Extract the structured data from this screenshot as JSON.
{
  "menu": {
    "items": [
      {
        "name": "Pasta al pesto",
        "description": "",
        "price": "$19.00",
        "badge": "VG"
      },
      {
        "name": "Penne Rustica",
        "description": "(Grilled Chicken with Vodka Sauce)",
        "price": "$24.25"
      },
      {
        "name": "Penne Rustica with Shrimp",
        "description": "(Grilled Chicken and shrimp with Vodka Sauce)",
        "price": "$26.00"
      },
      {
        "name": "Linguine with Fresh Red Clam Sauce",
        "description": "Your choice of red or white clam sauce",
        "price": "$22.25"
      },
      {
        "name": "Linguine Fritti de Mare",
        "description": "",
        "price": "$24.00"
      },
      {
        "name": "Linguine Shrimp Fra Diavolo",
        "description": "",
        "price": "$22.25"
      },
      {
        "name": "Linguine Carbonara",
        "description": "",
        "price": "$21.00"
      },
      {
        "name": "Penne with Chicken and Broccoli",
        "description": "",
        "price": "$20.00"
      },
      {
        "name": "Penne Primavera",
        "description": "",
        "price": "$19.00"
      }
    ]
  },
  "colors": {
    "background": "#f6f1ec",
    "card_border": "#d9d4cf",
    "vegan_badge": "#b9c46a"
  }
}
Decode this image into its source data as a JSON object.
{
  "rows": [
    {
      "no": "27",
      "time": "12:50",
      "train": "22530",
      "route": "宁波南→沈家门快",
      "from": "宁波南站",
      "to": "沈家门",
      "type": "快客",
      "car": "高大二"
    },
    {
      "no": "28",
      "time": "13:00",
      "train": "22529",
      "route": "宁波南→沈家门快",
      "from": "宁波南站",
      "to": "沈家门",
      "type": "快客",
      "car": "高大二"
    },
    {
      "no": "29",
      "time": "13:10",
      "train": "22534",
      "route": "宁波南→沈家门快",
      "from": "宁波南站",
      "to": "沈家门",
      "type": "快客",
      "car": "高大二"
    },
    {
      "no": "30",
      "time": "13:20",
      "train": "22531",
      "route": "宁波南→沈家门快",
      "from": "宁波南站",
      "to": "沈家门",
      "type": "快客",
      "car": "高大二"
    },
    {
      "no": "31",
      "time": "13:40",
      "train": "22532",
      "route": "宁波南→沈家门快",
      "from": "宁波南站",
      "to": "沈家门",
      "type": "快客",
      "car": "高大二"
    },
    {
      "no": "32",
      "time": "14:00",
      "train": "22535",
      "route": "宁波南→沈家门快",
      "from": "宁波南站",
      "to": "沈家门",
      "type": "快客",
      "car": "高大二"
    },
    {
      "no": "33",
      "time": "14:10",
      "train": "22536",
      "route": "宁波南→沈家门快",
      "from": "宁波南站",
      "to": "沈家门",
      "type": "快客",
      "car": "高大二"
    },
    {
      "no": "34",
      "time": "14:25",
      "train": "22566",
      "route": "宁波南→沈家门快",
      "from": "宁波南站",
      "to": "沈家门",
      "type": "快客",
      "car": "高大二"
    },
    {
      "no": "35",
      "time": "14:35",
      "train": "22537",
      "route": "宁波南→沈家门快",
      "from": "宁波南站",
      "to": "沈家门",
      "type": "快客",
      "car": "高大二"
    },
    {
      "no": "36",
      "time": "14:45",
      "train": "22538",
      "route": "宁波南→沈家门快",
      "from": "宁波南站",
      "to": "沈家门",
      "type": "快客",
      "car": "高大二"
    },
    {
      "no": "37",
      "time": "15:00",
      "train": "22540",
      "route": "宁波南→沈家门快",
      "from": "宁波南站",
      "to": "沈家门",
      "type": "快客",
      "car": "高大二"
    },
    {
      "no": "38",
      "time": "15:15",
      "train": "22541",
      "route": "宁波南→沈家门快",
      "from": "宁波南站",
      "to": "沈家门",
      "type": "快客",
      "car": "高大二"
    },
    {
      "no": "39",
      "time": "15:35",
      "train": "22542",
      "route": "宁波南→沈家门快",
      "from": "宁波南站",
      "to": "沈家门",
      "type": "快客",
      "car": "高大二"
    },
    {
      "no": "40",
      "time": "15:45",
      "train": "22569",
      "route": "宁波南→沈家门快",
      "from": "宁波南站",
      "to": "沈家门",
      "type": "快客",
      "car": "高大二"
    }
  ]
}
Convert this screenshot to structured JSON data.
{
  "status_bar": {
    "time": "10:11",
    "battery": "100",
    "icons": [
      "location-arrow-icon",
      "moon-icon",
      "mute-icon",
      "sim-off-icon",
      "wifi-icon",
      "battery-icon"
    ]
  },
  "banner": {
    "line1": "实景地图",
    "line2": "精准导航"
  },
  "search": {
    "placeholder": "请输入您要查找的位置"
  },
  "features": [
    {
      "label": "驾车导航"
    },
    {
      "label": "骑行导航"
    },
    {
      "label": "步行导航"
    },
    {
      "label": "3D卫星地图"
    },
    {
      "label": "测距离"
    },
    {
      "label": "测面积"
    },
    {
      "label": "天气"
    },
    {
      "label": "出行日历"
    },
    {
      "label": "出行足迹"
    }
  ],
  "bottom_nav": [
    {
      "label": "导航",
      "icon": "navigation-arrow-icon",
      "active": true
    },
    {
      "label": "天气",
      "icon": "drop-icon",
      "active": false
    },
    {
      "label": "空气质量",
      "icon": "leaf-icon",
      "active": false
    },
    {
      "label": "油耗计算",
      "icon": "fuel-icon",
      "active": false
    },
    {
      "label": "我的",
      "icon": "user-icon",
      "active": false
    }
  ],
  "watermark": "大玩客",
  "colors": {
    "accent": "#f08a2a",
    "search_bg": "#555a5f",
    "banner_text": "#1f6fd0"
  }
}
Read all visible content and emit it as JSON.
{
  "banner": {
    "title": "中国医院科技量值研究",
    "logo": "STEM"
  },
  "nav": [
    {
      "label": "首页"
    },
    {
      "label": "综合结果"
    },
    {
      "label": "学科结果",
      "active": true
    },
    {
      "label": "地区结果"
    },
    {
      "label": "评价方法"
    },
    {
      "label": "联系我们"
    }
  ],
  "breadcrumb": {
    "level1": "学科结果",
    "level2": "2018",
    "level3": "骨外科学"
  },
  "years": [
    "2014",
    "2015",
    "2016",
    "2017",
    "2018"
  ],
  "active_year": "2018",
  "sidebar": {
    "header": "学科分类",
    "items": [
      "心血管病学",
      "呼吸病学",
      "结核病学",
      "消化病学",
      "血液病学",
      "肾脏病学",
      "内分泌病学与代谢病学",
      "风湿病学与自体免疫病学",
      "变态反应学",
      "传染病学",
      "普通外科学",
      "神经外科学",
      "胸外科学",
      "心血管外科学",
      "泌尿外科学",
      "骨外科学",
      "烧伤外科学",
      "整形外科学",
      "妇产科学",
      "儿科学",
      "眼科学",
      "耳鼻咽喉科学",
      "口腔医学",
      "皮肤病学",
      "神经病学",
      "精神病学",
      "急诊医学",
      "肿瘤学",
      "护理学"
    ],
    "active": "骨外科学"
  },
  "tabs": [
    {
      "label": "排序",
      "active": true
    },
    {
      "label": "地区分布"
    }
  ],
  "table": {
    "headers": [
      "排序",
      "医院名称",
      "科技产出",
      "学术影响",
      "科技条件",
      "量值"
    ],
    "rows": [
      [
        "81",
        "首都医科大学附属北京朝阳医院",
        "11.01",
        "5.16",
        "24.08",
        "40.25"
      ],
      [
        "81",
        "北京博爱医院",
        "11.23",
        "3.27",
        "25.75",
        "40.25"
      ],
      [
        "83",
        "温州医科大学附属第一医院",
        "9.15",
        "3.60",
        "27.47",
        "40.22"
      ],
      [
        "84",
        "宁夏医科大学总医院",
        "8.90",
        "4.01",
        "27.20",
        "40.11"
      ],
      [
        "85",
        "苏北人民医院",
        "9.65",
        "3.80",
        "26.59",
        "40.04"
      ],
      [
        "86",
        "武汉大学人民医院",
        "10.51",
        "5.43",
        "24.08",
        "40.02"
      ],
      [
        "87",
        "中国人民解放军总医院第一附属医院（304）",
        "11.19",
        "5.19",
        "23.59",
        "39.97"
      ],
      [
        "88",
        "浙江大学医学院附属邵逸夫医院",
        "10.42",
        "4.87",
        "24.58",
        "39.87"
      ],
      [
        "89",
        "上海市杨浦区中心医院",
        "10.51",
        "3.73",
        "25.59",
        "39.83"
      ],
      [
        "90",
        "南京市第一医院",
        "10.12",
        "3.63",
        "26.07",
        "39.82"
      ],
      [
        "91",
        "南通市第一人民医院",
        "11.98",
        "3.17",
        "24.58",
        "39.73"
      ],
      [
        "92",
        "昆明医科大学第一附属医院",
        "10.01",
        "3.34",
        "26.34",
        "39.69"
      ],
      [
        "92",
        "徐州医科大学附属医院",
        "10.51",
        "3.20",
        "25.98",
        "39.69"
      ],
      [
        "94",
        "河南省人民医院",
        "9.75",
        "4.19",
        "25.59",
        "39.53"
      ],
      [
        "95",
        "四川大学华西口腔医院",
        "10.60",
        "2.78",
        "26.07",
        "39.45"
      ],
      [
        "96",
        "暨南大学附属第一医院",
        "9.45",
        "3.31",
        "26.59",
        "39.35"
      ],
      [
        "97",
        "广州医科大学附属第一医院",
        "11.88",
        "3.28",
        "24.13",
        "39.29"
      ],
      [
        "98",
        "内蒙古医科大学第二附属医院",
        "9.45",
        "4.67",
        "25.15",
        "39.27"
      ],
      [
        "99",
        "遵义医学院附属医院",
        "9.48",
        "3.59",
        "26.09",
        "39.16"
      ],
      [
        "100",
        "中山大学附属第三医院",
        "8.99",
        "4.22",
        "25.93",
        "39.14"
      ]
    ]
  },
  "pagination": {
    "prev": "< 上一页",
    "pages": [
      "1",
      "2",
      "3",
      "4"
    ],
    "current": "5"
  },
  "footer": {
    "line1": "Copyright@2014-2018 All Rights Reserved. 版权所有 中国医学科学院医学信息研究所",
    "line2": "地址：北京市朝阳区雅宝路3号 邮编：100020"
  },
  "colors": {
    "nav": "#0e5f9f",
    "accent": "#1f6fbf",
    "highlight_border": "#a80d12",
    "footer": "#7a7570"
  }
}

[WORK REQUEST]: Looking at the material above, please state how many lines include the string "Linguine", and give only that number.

[OUTPUT BELOW]: 4